Your answer should be the lines of the material that include the word "Server".
Content starts
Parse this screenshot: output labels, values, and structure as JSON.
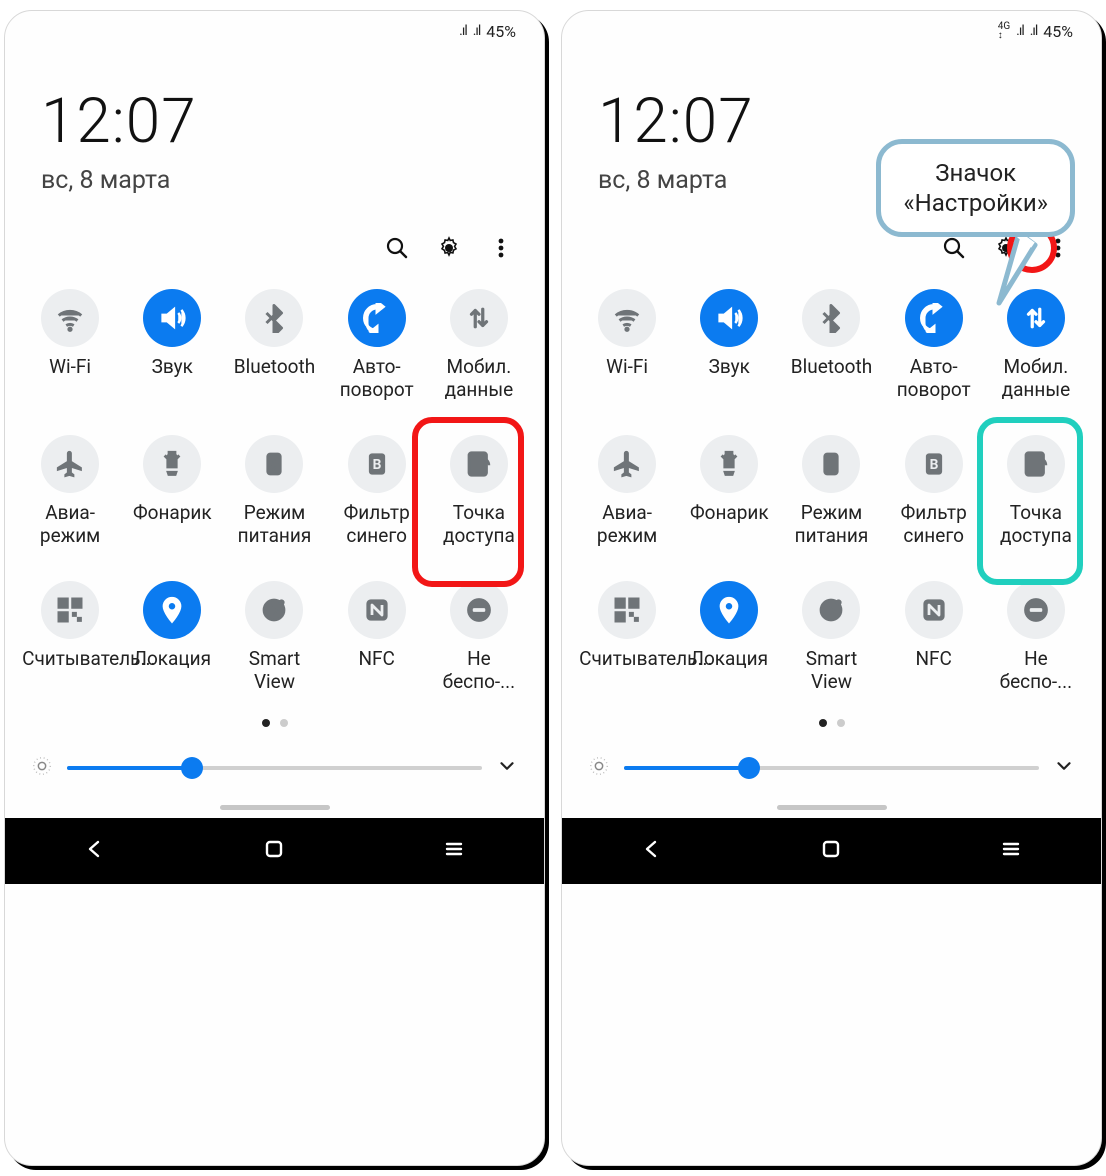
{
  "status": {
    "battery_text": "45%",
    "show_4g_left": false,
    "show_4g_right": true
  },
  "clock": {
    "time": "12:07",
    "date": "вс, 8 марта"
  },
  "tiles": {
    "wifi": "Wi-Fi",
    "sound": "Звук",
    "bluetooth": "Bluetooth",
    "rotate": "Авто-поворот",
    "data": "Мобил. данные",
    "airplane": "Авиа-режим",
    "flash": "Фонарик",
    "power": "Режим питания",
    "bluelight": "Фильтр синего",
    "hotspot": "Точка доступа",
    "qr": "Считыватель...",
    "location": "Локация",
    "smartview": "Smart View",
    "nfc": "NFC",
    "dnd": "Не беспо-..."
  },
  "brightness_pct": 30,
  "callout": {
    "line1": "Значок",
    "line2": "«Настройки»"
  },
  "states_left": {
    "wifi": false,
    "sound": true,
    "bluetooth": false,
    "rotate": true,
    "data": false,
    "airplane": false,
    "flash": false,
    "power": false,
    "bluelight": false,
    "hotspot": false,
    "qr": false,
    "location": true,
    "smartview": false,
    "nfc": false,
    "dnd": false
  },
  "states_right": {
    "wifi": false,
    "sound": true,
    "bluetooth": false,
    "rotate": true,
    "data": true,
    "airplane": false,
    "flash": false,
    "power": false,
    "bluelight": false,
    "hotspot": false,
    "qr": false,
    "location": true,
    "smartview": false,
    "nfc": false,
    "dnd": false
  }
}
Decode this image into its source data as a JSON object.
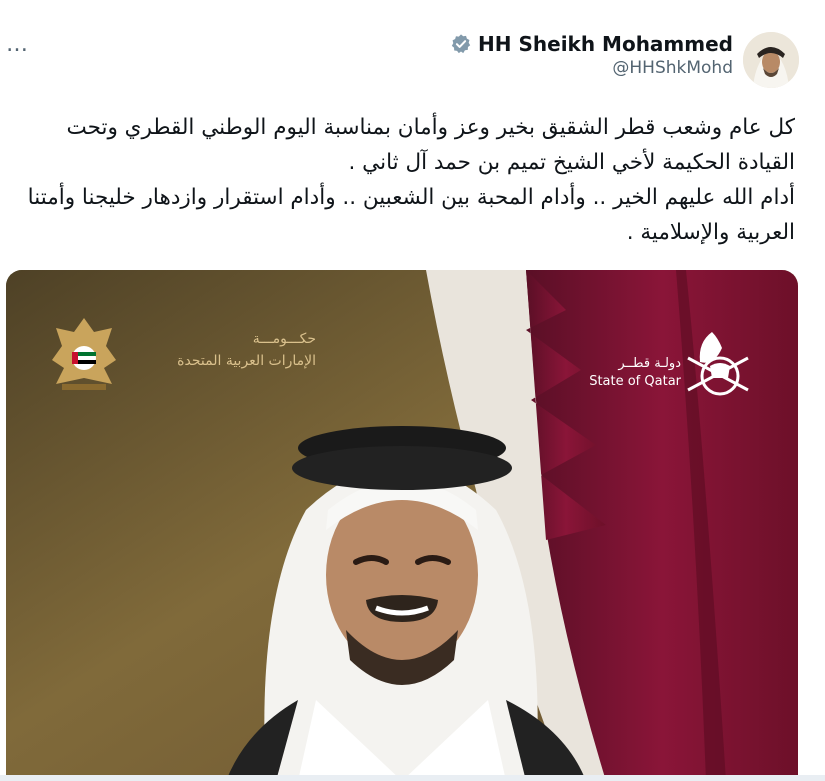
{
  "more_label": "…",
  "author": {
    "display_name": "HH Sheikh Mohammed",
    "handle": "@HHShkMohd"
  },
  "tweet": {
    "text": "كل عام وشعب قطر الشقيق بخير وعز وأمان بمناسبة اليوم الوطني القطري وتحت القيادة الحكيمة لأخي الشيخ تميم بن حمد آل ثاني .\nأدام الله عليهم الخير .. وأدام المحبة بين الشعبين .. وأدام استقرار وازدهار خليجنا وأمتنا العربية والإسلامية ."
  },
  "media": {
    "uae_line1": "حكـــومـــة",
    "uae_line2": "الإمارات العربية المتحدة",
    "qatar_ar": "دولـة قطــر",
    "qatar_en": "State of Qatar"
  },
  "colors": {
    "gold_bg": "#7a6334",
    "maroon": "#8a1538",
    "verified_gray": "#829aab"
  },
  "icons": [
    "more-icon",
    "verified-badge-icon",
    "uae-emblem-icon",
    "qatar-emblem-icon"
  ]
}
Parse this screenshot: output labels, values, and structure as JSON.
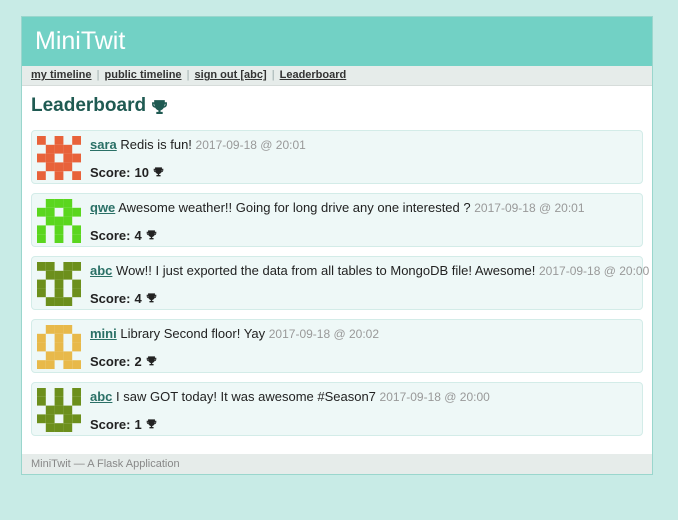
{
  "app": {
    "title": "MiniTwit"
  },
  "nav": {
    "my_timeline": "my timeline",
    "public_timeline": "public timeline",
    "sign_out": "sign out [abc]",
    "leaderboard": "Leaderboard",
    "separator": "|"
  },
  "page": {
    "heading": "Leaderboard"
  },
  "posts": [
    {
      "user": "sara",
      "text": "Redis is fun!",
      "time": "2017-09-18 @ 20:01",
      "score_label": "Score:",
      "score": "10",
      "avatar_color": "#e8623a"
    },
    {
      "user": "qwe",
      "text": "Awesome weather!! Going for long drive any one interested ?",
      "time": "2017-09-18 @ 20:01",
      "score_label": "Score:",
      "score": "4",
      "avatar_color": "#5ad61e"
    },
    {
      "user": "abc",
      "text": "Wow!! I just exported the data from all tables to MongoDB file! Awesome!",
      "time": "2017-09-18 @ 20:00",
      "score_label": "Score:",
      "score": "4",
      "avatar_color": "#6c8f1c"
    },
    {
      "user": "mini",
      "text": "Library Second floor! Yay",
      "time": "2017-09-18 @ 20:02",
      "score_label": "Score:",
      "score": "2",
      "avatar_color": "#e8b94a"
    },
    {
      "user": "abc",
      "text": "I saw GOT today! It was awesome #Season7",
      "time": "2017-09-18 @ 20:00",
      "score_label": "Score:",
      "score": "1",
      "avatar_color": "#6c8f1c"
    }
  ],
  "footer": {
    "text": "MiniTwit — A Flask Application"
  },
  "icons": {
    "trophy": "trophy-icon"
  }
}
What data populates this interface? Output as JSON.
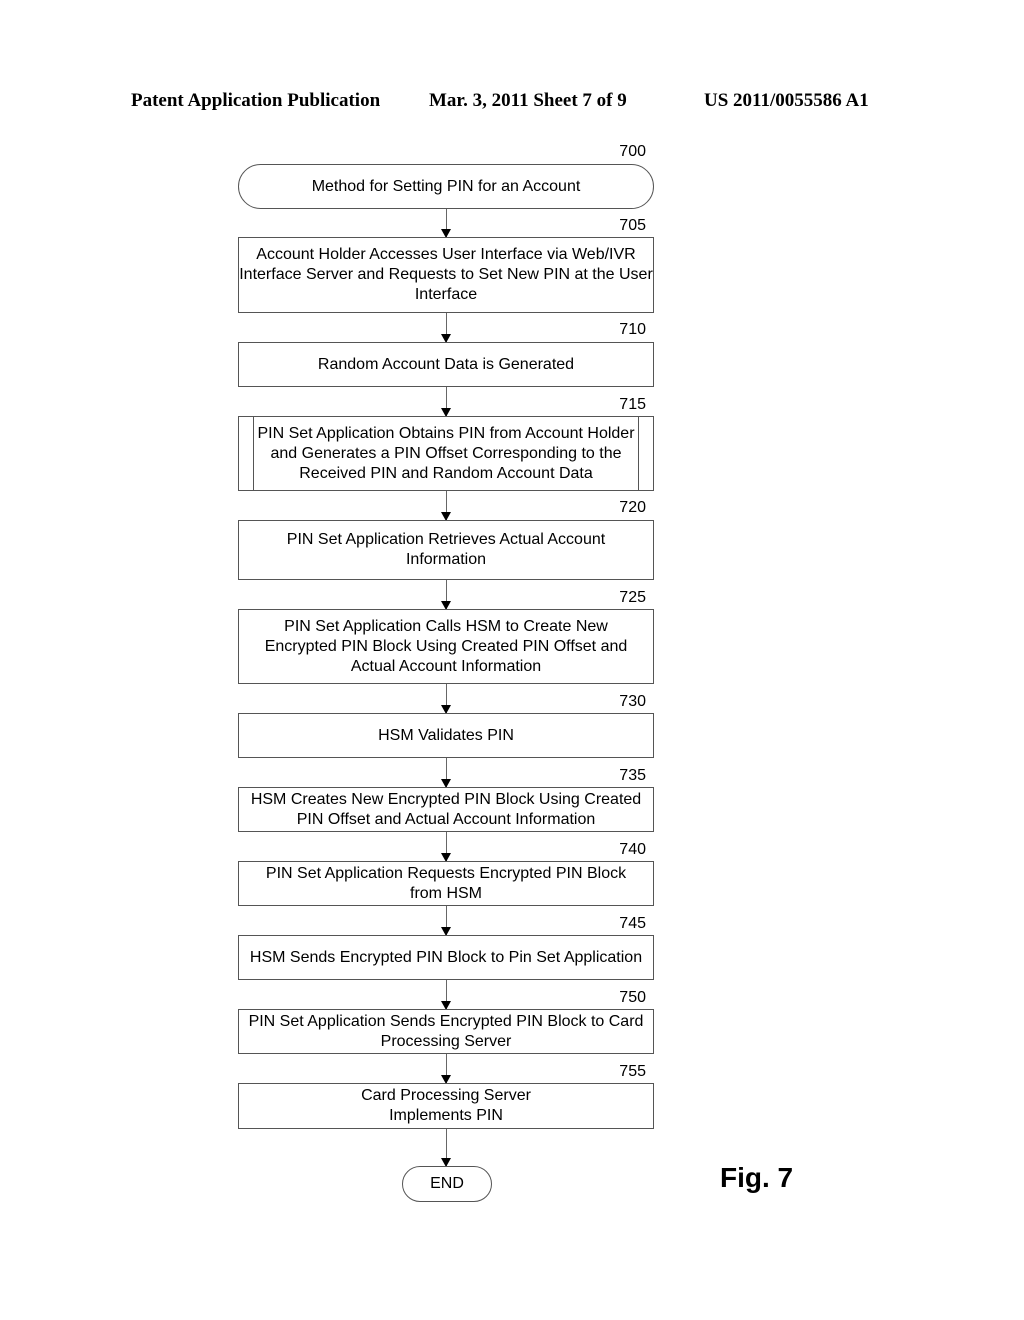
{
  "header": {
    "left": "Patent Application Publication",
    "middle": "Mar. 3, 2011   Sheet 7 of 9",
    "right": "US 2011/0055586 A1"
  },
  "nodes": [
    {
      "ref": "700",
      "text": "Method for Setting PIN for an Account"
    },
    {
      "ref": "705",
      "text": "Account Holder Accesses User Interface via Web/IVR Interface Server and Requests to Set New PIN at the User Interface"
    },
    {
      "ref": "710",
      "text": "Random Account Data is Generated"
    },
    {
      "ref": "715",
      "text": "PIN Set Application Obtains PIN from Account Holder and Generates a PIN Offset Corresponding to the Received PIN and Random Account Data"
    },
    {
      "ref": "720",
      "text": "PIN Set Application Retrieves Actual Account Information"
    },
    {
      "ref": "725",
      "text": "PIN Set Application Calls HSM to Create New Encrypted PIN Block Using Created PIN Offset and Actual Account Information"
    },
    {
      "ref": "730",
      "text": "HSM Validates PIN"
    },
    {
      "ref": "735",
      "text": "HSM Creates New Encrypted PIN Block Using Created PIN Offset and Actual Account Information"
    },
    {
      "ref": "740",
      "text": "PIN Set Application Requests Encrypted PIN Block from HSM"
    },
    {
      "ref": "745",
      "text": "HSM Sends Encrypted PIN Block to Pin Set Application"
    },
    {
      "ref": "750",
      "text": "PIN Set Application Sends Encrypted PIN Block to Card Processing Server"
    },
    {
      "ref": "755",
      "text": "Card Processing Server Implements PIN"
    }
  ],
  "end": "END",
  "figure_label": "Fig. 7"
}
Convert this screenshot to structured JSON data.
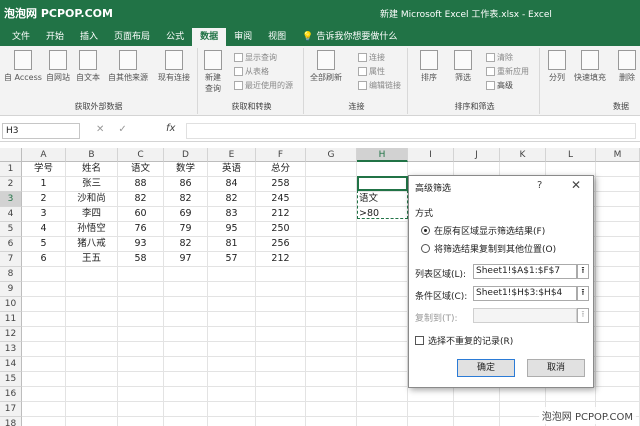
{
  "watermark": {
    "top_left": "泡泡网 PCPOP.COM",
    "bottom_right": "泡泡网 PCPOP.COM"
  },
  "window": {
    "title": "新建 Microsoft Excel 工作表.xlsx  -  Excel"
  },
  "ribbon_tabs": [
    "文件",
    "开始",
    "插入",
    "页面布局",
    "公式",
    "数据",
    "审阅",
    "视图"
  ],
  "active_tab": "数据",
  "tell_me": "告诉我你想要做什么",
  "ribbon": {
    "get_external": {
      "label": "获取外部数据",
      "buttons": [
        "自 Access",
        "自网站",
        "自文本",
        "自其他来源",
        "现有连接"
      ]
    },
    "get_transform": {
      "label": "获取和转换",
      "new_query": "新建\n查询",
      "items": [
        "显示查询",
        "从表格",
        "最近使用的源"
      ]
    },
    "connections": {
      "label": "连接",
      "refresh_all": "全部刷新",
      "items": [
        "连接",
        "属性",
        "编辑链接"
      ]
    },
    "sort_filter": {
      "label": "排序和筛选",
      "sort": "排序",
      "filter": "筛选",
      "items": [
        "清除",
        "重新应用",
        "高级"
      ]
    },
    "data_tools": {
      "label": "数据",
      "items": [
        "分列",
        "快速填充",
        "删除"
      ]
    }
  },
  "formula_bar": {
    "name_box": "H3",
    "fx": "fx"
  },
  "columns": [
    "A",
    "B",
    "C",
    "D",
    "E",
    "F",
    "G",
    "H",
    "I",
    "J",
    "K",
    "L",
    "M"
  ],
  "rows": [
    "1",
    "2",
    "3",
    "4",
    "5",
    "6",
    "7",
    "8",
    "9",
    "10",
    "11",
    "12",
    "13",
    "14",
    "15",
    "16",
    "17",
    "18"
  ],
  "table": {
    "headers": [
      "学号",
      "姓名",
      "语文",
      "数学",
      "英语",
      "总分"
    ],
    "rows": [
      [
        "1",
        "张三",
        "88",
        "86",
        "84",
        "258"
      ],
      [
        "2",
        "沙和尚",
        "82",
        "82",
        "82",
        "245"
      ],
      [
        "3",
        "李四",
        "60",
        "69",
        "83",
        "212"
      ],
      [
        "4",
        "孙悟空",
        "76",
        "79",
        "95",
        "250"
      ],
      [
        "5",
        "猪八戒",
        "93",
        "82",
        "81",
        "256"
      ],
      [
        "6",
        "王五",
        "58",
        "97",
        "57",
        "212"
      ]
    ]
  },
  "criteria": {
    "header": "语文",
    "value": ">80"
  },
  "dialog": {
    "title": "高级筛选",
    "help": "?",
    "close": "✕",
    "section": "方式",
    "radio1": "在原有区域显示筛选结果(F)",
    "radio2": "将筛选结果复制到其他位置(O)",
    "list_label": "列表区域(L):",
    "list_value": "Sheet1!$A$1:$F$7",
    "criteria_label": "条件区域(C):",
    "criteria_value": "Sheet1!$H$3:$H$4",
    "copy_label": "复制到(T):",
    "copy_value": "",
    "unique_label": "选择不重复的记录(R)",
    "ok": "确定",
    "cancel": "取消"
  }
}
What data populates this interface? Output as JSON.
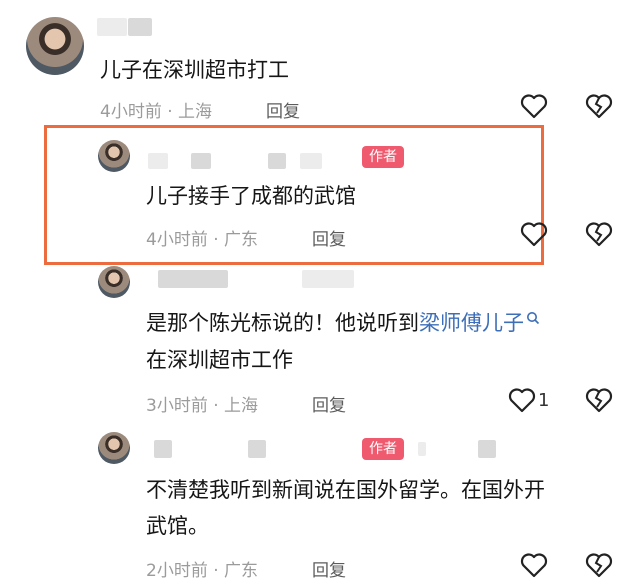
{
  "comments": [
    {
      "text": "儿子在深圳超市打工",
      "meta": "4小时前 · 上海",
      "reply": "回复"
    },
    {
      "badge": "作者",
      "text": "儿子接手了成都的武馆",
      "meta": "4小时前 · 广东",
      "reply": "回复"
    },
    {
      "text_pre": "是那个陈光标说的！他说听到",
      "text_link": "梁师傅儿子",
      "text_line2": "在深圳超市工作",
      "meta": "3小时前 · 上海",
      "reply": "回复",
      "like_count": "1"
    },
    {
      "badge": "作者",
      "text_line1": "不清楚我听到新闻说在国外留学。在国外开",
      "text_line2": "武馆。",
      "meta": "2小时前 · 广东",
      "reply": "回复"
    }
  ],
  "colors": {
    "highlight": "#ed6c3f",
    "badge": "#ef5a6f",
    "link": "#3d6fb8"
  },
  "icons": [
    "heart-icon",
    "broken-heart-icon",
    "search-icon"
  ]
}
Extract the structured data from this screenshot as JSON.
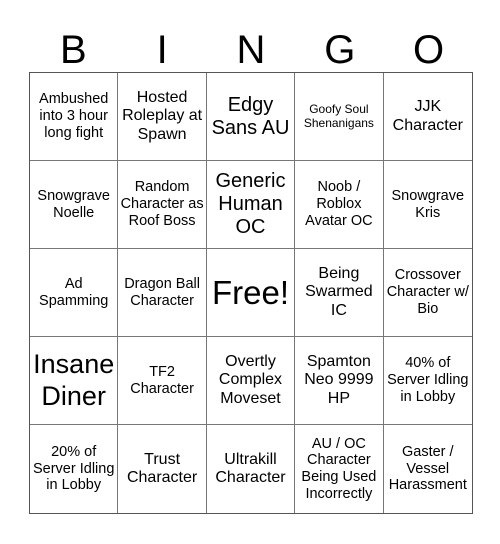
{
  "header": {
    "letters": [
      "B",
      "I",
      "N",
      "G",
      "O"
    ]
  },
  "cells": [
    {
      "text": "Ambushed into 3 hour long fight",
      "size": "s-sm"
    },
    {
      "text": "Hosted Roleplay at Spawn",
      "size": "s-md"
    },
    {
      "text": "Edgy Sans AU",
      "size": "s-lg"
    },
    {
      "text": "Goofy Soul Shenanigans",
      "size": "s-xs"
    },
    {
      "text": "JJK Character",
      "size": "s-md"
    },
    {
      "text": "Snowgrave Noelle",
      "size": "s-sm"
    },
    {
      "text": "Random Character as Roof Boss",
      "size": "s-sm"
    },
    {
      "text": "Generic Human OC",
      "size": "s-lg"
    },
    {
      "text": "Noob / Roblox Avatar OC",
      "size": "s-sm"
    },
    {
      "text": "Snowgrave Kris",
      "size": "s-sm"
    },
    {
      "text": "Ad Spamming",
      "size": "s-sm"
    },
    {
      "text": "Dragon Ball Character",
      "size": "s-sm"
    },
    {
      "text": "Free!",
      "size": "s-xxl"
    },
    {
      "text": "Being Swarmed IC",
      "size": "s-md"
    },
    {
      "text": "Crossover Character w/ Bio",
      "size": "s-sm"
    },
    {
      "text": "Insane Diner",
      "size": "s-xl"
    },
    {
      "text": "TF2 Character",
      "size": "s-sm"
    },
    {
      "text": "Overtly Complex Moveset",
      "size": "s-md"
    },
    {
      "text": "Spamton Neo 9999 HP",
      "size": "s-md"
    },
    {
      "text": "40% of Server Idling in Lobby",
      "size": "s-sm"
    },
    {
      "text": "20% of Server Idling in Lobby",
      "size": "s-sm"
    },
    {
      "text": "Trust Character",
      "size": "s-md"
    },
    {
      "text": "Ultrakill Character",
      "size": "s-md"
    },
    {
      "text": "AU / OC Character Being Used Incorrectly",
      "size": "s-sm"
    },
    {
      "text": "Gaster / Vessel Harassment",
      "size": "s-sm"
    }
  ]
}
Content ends
** PROBLEM SOLUTION **
      "text": "Account Holder Accesses User Interface via Web/IVR Interface Server and Requests to Set New PIN at the User Interface"
      "text": "PIN Set Application Sends Encrypted PIN Block to Card Processing Server"
      "text": "Card Processing Server Implements PIN"
      "text": "40% of Server Idling in Lobby",
      "text": "20% of Server Idling in Lobby",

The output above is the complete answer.